Reproduced from Journal of Intellectual Property Rights 2001, 7(1), 5-6

Chinese Regulations on Computer Software. Computer World 2001, (106 = Dec2000/Jan 2001)

In order to boost information security, Beijing has issued new regulations on computer software. The main features of the regulations are:

  1. Prohibition of import and export of unregistered computer software to and from the mainland.

  2. Computer software developers and vendors to register with the Ministry of Information Industry (MII) before launching any software on the mainland.

  3. Software producers to seek permission from copyright holders to produce computer software and other forms of media products such as chips, CD-ROM and VCD.

  4. MII shall be the sole regulator on the mainland and shall be empowered to ban any software that violates the national standards, infringes IPRs or contains viruses, illegal information or information that could pose a threat to computer system security.

Reproduced from Journal of Intellectual Property Rights 2001, 7(1), 7-8

US Patent for Manu Agarwal. Indian Express,5 Jan 2001

Manu Agarwal, Chairman and Managing Director of the Mumbai-based Design Expo Network Pvt. Ltd. has won a US patent for designing a computer chip which enhances the memory applications in various electronic gadgets such as mobile phones and microwave ovens. The patent was granted on grounds of cost efficiency , fast accessibility and redundancy.

Reproduced from Journal of Intellectual Property Rights 2001, 7(1), 11

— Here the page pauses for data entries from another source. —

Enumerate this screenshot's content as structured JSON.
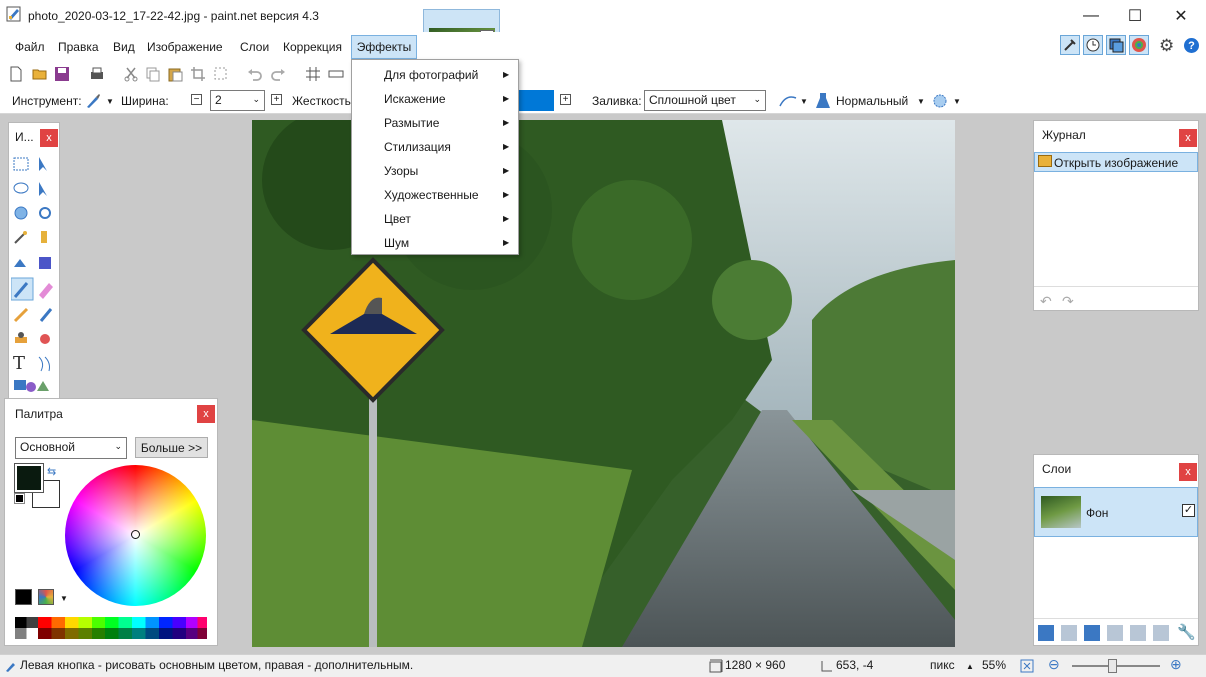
{
  "window": {
    "title": "photo_2020-03-12_17-22-42.jpg - paint.net версия 4.3",
    "controls": {
      "minimize": "—",
      "maximize": "☐",
      "close": "✕"
    }
  },
  "menu": {
    "items": [
      "Файл",
      "Правка",
      "Вид",
      "Изображение",
      "Слои",
      "Коррекция",
      "Эффекты"
    ],
    "active": "Эффекты"
  },
  "effects_menu": {
    "items": [
      {
        "label": "Для фотографий"
      },
      {
        "label": "Искажение"
      },
      {
        "label": "Размытие"
      },
      {
        "label": "Стилизация"
      },
      {
        "label": "Узоры"
      },
      {
        "label": "Художественные"
      },
      {
        "label": "Цвет"
      },
      {
        "label": "Шум"
      }
    ]
  },
  "toolbar2": {
    "tool_label": "Инструмент:",
    "width_label": "Ширина:",
    "width_value": "2",
    "hardness_label": "Жесткость",
    "fill_label": "Заливка:",
    "fill_value": "Сплошной цвет",
    "blend_value": "Нормальный"
  },
  "tools_panel": {
    "title": "И..."
  },
  "palette_panel": {
    "title": "Палитра",
    "palette_select": "Основной",
    "more_button": "Больше >>"
  },
  "history_panel": {
    "title": "Журнал",
    "items": [
      "Открыть изображение"
    ]
  },
  "layers_panel": {
    "title": "Слои",
    "layers": [
      {
        "name": "Фон",
        "visible": true
      }
    ]
  },
  "status": {
    "hint": "Левая кнопка - рисовать основным цветом, правая - дополнительным.",
    "image_size": "1280 × 960",
    "cursor_pos": "653, -4",
    "units": "пикс",
    "zoom": "55%"
  },
  "colors": {
    "accent": "#0078d7",
    "highlight": "#cce4f7",
    "close": "#e04343",
    "primary_color": "#0a1a0f",
    "secondary_color": "#ffffff"
  }
}
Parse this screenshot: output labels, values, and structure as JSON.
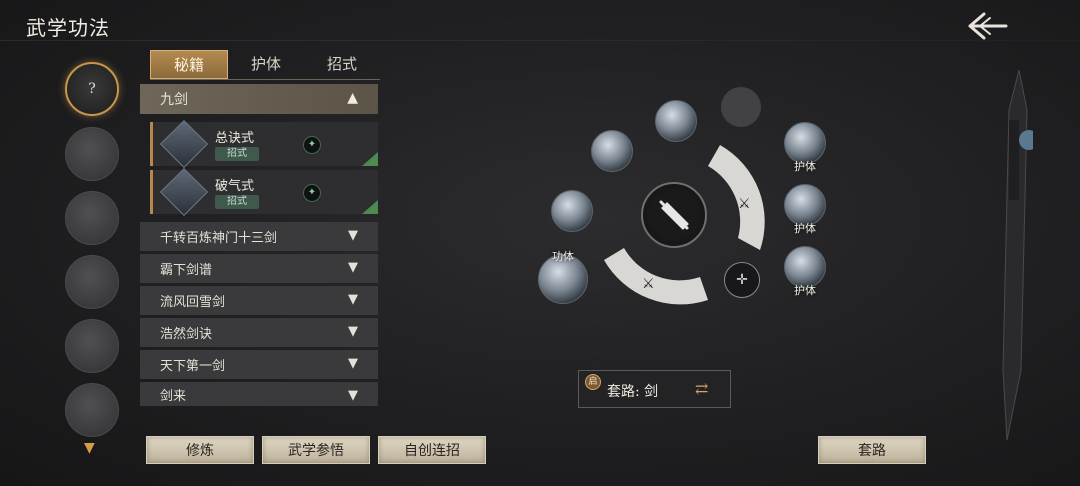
{
  "header": {
    "title": "武学功法"
  },
  "slots": {
    "active_mark": "?"
  },
  "tabs": [
    {
      "label": "秘籍",
      "active": true
    },
    {
      "label": "护体",
      "active": false
    },
    {
      "label": "招式",
      "active": false
    }
  ],
  "list": {
    "open_category": "九剑",
    "skills": [
      {
        "name": "总诀式",
        "tag": "招式"
      },
      {
        "name": "破气式",
        "tag": "招式"
      }
    ],
    "categories": [
      "千转百炼神门十三剑",
      "霸下剑谱",
      "流风回雪剑",
      "浩然剑诀",
      "天下第一剑",
      "剑来"
    ]
  },
  "buttons": {
    "practice": "修炼",
    "study": "武学参悟",
    "create_combo": "自创连招",
    "routine": "套路"
  },
  "wheel": {
    "labels": {
      "gongti": "功体",
      "huti": "护体"
    }
  },
  "routine_box": {
    "badge": "启",
    "text": "套路: 剑"
  },
  "colors": {
    "accent": "#c8974a",
    "tab_active": "#b38a50",
    "check": "#4d8a52"
  }
}
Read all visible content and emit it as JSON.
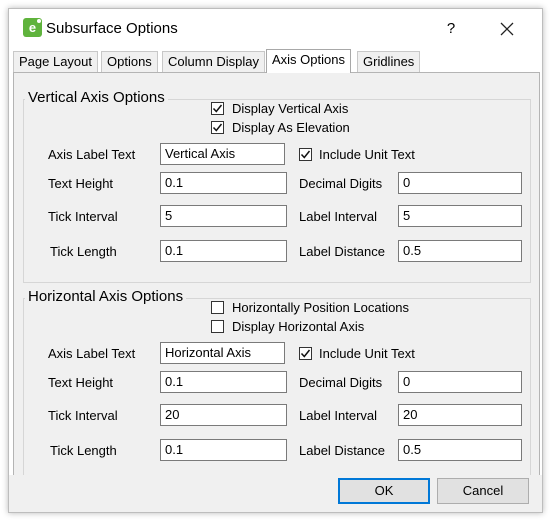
{
  "title": "Subsurface Options",
  "title_help": "?",
  "tabs": [
    {
      "label": "Page Layout",
      "active": false
    },
    {
      "label": "Options",
      "active": false
    },
    {
      "label": "Column Display",
      "active": false
    },
    {
      "label": "Axis Options",
      "active": true
    },
    {
      "label": "Gridlines",
      "active": false
    }
  ],
  "vertical": {
    "title": "Vertical Axis Options",
    "display_axis": {
      "label": "Display Vertical Axis",
      "checked": true
    },
    "display_elevation": {
      "label": "Display As Elevation",
      "checked": true
    },
    "axis_label_text": {
      "label": "Axis Label Text",
      "value": "Vertical Axis"
    },
    "include_unit_text": {
      "label": "Include Unit Text",
      "checked": true
    },
    "text_height": {
      "label": "Text Height",
      "value": "0.1"
    },
    "decimal_digits": {
      "label": "Decimal Digits",
      "value": "0"
    },
    "tick_interval": {
      "label": "Tick Interval",
      "value": "5"
    },
    "label_interval": {
      "label": "Label Interval",
      "value": "5"
    },
    "tick_length": {
      "label": "Tick Length",
      "value": "0.1"
    },
    "label_distance": {
      "label": "Label Distance",
      "value": "0.5"
    }
  },
  "horizontal": {
    "title": "Horizontal Axis Options",
    "position_locations": {
      "label": "Horizontally Position Locations",
      "checked": false
    },
    "display_axis": {
      "label": "Display Horizontal Axis",
      "checked": false
    },
    "axis_label_text": {
      "label": "Axis Label Text",
      "value": "Horizontal Axis"
    },
    "include_unit_text": {
      "label": "Include Unit Text",
      "checked": true
    },
    "text_height": {
      "label": "Text Height",
      "value": "0.1"
    },
    "decimal_digits": {
      "label": "Decimal Digits",
      "value": "0"
    },
    "tick_interval": {
      "label": "Tick Interval",
      "value": "20"
    },
    "label_interval": {
      "label": "Label Interval",
      "value": "20"
    },
    "tick_length": {
      "label": "Tick Length",
      "value": "0.1"
    },
    "label_distance": {
      "label": "Label Distance",
      "value": "0.5"
    }
  },
  "buttons": {
    "ok": "OK",
    "cancel": "Cancel"
  },
  "colors": {
    "accent": "#0078d7",
    "app_icon": "#5fb33c",
    "panel": "#f0f0f0"
  }
}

Antipiracyindia.com is a Maharashtra-based organization dedicated to eradicate piracy in the country. It has a team or professional copyright lawyers, criminal lawyers and ex-IPS officers who work closely with government departments like Food and Drugs Administration, Police and others to eradicate piracy and adulteration. Their site antipiracyindia.com offers all relevant information on piracy prevalent in the country. They have devised a software solution for adulteration and piracy in the pharmaceutical industry and also an authentication agency on the net.

— Reproduced from Journal of Intellectual Property Rights 2001, 7(1), 11

Information Today & Tomorrow, Vol. 20, No. 2, June 2001, p.25-p.26